Panetta joked that such a large crowd might be the result of people thinking they were hearing from “Pitino, not Panetta.” Panetta was the latest high profile speaker UofL’s McConnell Center has snared for its campus lecture series.

The defense secretary’s speech centered on the need for principled public service, but the remarks and subsequent question-and-answer session also touched on a number of hot-button issues.

Panetta said:

  • More cuts in defense spending will hurt national security, and Congress must find other ways to balance the federal budget.
  • He worries that the United States “hasn’t taken the necessary steps” to stop the hundreds of thousands of cyber attacks on companies, utilities and government agencies that could “literally paralyze this country.”
  • Climate change could create chaos and security threats as droughts prompt fights over water, Russia or other countries seek to mine the resources uncovered with the melting of the polar ice caps, and rising seas affect key shipping ports.

Before his speech, Panetta met with students from the McConnell Scholars program.

Junior Justin Brandt said it was obvious to him that Secretary Panetta “is very intelligent” and noted that he displayed a long memory, citing specific examples of leadership and dedication to public service that he’d witnessed during his tenure in Washington.

Freshman Samantha Roney said Panetta talked with the students about the “Arab spring” uprisings in Syria, Egypt and Yemen and addressed the nuclear threat from Iran.

Another freshman McConnell Scholar, Danielle Robinette, said she appreciated “what the university has been able to do for us” in terms of providing the opportunity to mingle with leaders like Panetta and U.S. Sen. Mitch McConnell, the father of the McConnell Scholars program.

Panetta and his wife have set up a similar public policy institute for students at California State University.

Mark Hebert
Following a 28-year career as a radio and television reporter, Mark Hebert joined the University of Louisville as the Director of Media Relations in 2009, serving as the main spokesperson.

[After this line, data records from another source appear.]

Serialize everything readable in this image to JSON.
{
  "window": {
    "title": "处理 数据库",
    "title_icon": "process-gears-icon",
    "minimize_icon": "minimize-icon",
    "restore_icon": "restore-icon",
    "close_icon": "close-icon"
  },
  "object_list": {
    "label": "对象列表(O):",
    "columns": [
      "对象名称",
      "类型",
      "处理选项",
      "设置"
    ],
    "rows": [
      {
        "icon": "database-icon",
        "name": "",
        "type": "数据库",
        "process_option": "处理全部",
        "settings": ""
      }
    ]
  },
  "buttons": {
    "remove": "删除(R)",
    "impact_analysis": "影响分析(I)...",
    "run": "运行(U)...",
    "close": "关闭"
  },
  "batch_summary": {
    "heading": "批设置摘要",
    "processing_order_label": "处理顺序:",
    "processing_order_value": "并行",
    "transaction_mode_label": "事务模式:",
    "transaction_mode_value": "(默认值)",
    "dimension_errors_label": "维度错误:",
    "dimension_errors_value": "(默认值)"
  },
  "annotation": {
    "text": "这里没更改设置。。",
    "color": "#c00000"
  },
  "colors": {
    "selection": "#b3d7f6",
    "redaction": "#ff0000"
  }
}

In 2015, Mark was named Director of Programming and Production. He’s now producing and hosting a radio show about “all things UofL”, overseeing the university’s video and TV productions and promoting UofL’s research operation. Mark is best known for his 22 years as the political and investigative reporter for WHAS-TV in Louisville where he won numerous awards for breaking stories, exposing corruption and objectively covering Kentucky politics. In 2014, Mark was inducted into the Kentucky Journalism Hall of Fame.